Goal of the exercise -> Your task is to repeat the records exactly from the line containing "Give me the" onward, through the final line.

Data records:

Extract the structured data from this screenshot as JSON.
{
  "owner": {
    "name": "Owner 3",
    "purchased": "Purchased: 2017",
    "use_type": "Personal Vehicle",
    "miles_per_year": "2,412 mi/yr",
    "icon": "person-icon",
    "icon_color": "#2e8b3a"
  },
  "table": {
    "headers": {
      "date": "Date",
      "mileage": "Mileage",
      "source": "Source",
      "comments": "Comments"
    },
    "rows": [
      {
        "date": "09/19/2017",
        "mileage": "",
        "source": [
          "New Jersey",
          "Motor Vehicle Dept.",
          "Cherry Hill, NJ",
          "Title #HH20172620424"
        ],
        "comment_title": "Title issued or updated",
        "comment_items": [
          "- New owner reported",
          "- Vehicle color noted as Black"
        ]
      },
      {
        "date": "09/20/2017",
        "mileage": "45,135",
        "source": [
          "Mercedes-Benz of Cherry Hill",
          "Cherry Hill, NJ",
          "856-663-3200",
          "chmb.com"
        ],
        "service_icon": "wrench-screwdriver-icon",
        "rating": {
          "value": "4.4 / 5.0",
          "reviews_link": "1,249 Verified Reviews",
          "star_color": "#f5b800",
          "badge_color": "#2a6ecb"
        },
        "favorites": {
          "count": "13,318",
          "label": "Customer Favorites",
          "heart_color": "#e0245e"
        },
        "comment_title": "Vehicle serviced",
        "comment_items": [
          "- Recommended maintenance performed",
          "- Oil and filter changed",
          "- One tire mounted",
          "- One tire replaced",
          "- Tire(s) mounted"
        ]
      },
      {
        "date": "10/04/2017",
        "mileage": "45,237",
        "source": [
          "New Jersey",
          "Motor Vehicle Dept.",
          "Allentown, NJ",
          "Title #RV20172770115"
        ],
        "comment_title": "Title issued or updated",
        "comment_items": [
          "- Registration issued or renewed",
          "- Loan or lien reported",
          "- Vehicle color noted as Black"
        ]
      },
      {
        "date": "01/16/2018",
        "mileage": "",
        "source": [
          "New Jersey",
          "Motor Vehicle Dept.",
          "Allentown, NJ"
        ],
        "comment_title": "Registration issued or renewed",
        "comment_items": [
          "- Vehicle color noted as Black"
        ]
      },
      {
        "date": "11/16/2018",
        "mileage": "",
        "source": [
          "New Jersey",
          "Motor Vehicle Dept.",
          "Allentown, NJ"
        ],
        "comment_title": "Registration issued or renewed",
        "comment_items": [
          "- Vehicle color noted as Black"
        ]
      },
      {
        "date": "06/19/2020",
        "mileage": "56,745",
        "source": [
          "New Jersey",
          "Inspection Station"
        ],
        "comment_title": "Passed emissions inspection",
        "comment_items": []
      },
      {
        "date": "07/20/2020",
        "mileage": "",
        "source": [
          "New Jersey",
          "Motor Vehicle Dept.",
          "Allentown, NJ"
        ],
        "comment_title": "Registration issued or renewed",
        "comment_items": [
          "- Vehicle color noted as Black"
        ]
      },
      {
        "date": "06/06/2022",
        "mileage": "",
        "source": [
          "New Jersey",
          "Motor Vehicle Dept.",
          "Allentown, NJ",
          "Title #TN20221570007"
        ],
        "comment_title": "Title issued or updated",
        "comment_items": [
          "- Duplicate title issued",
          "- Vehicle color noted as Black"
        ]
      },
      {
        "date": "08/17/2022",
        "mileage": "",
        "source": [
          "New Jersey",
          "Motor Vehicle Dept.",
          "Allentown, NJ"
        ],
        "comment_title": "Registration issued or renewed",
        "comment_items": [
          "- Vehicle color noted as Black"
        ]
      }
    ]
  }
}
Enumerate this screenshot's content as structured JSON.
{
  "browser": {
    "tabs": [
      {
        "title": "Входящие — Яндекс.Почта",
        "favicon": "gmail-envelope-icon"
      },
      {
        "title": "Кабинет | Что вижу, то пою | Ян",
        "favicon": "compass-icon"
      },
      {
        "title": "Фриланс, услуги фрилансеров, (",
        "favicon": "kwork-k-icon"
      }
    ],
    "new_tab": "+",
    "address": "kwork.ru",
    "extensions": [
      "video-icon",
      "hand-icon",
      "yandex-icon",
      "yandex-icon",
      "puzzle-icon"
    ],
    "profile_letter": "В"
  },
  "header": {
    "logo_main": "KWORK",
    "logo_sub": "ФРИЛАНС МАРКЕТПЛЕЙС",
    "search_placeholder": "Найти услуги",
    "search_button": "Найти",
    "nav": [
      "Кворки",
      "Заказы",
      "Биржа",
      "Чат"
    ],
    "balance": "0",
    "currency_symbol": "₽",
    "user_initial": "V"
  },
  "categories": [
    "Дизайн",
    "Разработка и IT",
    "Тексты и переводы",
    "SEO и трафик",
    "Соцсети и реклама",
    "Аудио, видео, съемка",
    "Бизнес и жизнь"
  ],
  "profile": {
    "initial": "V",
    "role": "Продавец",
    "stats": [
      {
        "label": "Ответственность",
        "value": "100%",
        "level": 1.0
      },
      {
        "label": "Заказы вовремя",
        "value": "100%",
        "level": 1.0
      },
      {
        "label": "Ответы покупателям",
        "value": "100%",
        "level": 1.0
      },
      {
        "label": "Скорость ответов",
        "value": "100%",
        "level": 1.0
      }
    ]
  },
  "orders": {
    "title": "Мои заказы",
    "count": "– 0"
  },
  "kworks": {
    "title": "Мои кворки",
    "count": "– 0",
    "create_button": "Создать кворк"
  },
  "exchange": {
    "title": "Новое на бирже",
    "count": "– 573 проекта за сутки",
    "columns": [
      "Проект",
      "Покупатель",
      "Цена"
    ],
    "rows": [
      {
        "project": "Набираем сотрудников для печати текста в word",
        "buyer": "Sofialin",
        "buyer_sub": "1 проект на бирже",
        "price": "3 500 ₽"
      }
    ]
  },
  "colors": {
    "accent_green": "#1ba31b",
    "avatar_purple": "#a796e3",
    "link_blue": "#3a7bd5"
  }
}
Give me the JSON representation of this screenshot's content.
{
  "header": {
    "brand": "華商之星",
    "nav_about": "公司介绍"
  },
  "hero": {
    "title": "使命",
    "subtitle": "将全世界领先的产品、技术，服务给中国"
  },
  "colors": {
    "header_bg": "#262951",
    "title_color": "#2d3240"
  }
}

The completed task ->
Give me the JSON representation of this screenshot's content.
{
  "header": {
    "brand": "華商之星",
    "nav_about": "公司介绍"
  },
  "hero": {
    "title": "使命",
    "subtitle": "将全世界领先的产品、技术，服务给中国"
  },
  "colors": {
    "header_bg": "#262951",
    "title_color": "#2d3240"
  }
}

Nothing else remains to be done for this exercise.